(Beginning of Task material)
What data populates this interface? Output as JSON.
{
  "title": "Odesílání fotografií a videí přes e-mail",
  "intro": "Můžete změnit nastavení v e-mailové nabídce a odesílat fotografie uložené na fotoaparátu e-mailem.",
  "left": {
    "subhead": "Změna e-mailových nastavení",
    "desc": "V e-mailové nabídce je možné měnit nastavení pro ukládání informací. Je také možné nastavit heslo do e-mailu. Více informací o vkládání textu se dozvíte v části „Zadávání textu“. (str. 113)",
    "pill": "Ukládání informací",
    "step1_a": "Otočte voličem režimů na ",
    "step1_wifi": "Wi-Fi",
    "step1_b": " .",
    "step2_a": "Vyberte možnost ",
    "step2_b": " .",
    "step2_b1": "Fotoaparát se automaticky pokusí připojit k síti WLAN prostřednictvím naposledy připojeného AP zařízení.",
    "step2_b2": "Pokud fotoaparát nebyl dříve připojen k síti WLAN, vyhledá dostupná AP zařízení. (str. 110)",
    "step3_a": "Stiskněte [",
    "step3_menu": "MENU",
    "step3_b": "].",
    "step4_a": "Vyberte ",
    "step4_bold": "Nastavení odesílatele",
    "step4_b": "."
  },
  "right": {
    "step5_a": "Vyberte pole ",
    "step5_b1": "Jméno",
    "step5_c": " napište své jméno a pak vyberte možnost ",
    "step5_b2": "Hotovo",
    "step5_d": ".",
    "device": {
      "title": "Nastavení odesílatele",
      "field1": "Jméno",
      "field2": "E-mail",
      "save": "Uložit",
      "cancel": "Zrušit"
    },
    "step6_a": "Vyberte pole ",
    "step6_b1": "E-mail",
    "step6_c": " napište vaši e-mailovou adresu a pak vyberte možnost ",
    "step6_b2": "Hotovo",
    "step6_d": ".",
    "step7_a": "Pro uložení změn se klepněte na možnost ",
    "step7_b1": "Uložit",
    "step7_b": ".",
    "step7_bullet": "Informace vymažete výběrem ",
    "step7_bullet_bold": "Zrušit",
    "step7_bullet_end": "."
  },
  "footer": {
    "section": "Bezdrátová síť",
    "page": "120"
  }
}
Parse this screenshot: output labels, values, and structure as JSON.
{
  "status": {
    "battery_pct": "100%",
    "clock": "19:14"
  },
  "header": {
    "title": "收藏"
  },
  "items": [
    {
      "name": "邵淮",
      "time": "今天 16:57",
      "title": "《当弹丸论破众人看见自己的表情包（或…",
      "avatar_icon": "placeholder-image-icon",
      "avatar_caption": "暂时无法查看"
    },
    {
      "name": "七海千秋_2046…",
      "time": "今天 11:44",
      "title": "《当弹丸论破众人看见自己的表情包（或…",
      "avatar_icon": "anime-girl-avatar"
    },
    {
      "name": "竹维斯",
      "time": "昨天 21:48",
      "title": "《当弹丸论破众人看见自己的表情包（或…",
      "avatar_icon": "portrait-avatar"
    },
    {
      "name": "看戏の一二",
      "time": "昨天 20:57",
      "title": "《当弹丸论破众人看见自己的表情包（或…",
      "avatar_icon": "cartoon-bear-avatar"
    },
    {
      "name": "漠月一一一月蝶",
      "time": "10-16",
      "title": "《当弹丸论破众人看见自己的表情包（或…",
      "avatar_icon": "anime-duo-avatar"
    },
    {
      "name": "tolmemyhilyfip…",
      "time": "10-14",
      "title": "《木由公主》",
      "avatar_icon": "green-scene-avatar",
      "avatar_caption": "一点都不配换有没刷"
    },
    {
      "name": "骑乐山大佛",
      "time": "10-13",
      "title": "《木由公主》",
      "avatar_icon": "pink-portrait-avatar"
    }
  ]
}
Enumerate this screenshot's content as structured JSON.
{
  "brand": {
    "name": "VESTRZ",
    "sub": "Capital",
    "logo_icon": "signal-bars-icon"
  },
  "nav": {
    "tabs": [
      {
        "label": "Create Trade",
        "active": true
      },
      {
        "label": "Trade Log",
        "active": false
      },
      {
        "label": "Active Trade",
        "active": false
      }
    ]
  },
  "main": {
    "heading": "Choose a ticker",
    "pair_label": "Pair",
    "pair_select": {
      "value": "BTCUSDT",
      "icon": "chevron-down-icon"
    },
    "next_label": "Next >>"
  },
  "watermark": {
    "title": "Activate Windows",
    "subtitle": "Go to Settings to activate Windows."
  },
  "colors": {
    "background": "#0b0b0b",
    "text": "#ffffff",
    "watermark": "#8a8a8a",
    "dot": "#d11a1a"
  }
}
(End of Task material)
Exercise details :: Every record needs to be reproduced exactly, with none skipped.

Problem solution ::
What data populates this interface? Output as JSON.
{
  "title": "Odesílání fotografií a videí přes e-mail",
  "intro": "Můžete změnit nastavení v e-mailové nabídce a odesílat fotografie uložené na fotoaparátu e-mailem.",
  "left": {
    "subhead": "Změna e-mailových nastavení",
    "desc": "V e-mailové nabídce je možné měnit nastavení pro ukládání informací. Je také možné nastavit heslo do e-mailu. Více informací o vkládání textu se dozvíte v části „Zadávání textu“. (str. 113)",
    "pill": "Ukládání informací",
    "step1_a": "Otočte voličem režimů na ",
    "step1_wifi": "Wi-Fi",
    "step1_b": " .",
    "step2_a": "Vyberte možnost ",
    "step2_b": " .",
    "step2_b1": "Fotoaparát se automaticky pokusí připojit k síti WLAN prostřednictvím naposledy připojeného AP zařízení.",
    "step2_b2": "Pokud fotoaparát nebyl dříve připojen k síti WLAN, vyhledá dostupná AP zařízení. (str. 110)",
    "step3_a": "Stiskněte [",
    "step3_menu": "MENU",
    "step3_b": "].",
    "step4_a": "Vyberte ",
    "step4_bold": "Nastavení odesílatele",
    "step4_b": "."
  },
  "right": {
    "step5_a": "Vyberte pole ",
    "step5_b1": "Jméno",
    "step5_c": " napište své jméno a pak vyberte možnost ",
    "step5_b2": "Hotovo",
    "step5_d": ".",
    "device": {
      "title": "Nastavení odesílatele",
      "field1": "Jméno",
      "field2": "E-mail",
      "save": "Uložit",
      "cancel": "Zrušit"
    },
    "step6_a": "Vyberte pole ",
    "step6_b1": "E-mail",
    "step6_c": " napište vaši e-mailovou adresu a pak vyberte možnost ",
    "step6_b2": "Hotovo",
    "step6_d": ".",
    "step7_a": "Pro uložení změn se klepněte na možnost ",
    "step7_b1": "Uložit",
    "step7_b": ".",
    "step7_bullet": "Informace vymažete výběrem ",
    "step7_bullet_bold": "Zrušit",
    "step7_bullet_end": "."
  },
  "footer": {
    "section": "Bezdrátová síť",
    "page": "120"
  }
}
Parse this screenshot: output labels, values, and structure as JSON.
{
  "status": {
    "battery_pct": "100%",
    "clock": "19:14"
  },
  "header": {
    "title": "收藏"
  },
  "items": [
    {
      "name": "邵淮",
      "time": "今天 16:57",
      "title": "《当弹丸论破众人看见自己的表情包（或…",
      "avatar_icon": "placeholder-image-icon",
      "avatar_caption": "暂时无法查看"
    },
    {
      "name": "七海千秋_2046…",
      "time": "今天 11:44",
      "title": "《当弹丸论破众人看见自己的表情包（或…",
      "avatar_icon": "anime-girl-avatar"
    },
    {
      "name": "竹维斯",
      "time": "昨天 21:48",
      "title": "《当弹丸论破众人看见自己的表情包（或…",
      "avatar_icon": "portrait-avatar"
    },
    {
      "name": "看戏の一二",
      "time": "昨天 20:57",
      "title": "《当弹丸论破众人看见自己的表情包（或…",
      "avatar_icon": "cartoon-bear-avatar"
    },
    {
      "name": "漠月一一一月蝶",
      "time": "10-16",
      "title": "《当弹丸论破众人看见自己的表情包（或…",
      "avatar_icon": "anime-duo-avatar"
    },
    {
      "name": "tolmemyhilyfip…",
      "time": "10-14",
      "title": "《木由公主》",
      "avatar_icon": "green-scene-avatar",
      "avatar_caption": "一点都不配换有没刷"
    },
    {
      "name": "骑乐山大佛",
      "time": "10-13",
      "title": "《木由公主》",
      "avatar_icon": "pink-portrait-avatar"
    }
  ]
}
Enumerate this screenshot's content as structured JSON.
{
  "brand": {
    "name": "VESTRZ",
    "sub": "Capital",
    "logo_icon": "signal-bars-icon"
  },
  "nav": {
    "tabs": [
      {
        "label": "Create Trade",
        "active": true
      },
      {
        "label": "Trade Log",
        "active": false
      },
      {
        "label": "Active Trade",
        "active": false
      }
    ]
  },
  "main": {
    "heading": "Choose a ticker",
    "pair_label": "Pair",
    "pair_select": {
      "value": "BTCUSDT",
      "icon": "chevron-down-icon"
    },
    "next_label": "Next >>"
  },
  "watermark": {
    "title": "Activate Windows",
    "subtitle": "Go to Settings to activate Windows."
  },
  "colors": {
    "background": "#0b0b0b",
    "text": "#ffffff",
    "watermark": "#8a8a8a",
    "dot": "#d11a1a"
  }
}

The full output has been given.